Animation from the Goddard Space Flight Center, Yearly Arctic Sea Ice Age: 1984-2016
One significant change in the Arctic region in recent years has been the rapid decline in perennial sea ice. Perennial sea ice, also known as multi-year ice, is the portion of the sea ice that survives the summer melt season. Perennial ice may have a life-span of nine years or more and represents the thickest component of the sea ice; perennial ice can grow up to 4 meters thick. By contrast, first year ice that grows during a single winter is generally at most 2 meters thick.
This animation shows the Arctic sea ice age for the week of the minimum ice extent for each year, depicting the age in different colors. Younger sea ice, or first-year ice, is shown in a dark shade of blue while the ice that is 5 or more years old is shown as white. A color scale identifies the age of the intermediary years. A bar graph displayed in the lower right corner quantifies the area covered by the ice in each age category on the day of the annual minimum. In addition, memory bars shown in green portray the maximum annual value for each age range seen since Jan. 1, 1984, on the day of the annual minimum.
Editor’s note: This visualization incorrectly identifies the oldest ice as being 5+ years old, when it would be more accurate to say 4+ years old. An updated version of this visualization can be downloaded in HD here: svs.gsfc.nasa.gov

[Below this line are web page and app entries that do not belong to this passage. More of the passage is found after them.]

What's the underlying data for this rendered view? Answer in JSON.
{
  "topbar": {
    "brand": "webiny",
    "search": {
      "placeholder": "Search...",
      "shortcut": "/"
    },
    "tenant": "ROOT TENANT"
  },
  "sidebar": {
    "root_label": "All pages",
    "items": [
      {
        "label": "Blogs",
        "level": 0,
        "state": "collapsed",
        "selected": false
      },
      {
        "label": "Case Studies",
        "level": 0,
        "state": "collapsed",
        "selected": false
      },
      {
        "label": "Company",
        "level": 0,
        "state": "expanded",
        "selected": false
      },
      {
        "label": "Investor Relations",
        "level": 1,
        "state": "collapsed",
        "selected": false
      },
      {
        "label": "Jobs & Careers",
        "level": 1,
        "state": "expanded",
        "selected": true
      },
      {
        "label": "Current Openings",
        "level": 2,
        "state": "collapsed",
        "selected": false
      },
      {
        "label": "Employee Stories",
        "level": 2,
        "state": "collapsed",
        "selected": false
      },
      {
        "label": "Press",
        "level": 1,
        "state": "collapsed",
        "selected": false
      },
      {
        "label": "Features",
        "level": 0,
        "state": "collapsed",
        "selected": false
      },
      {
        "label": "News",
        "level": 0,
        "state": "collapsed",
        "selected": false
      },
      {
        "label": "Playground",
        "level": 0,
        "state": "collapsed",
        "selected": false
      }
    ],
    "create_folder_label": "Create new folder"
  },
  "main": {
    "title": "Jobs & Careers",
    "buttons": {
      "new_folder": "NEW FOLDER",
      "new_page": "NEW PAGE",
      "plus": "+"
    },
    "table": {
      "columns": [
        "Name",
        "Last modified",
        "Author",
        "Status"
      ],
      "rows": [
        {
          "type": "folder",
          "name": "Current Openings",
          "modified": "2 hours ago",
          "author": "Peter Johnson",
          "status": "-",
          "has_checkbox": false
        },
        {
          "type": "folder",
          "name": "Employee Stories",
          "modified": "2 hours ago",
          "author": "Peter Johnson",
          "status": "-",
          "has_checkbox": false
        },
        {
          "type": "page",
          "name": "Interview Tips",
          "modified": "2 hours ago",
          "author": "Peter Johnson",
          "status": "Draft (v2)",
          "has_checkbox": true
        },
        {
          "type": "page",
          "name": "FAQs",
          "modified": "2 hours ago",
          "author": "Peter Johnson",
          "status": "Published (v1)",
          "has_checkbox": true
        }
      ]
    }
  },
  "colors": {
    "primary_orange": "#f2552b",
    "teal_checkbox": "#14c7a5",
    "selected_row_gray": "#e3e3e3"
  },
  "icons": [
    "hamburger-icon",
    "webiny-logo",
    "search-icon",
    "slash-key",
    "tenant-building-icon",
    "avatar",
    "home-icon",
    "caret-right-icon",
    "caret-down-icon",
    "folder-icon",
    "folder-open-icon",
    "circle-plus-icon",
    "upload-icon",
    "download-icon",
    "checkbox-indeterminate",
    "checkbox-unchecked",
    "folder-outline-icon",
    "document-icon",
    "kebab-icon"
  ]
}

Credit: NASA’s Goddard Space Flight Center/Cindy Starr, visualizer
Dirk Notz at the Max Planck Institute for Meteorology in Germany and Julienne Stroeve at the US National Snow and Ice Data Centre tracked Arctic sea ice extent and anthropogenic carbon emissions over three decades. Writing in Science, they calculated for every metric tonne of carbon dioxide emitted, three square metres of sea ice were lost.
In other words, if you take a one-way flight from Sydney to London, that’s five square metres gone.
While Antarctic sea ice has never been healthier, it’s a different story around the north pole. Arctic sea ice extends in winter and shrinks in summer, but the area it covers has been contracting.
This has far-reaching consequences, including habitat loss, accelerated warming of the region and possible flow-on effects on global weather patterns.
So just how long until an Arctic summer has no sea ice at all? It depends on which climate scientist you ask. While some models suggest sea ice will remain year-round in the Arctic into the next century, others predict the Arctic could be void of summer sea ice in a matter of decades.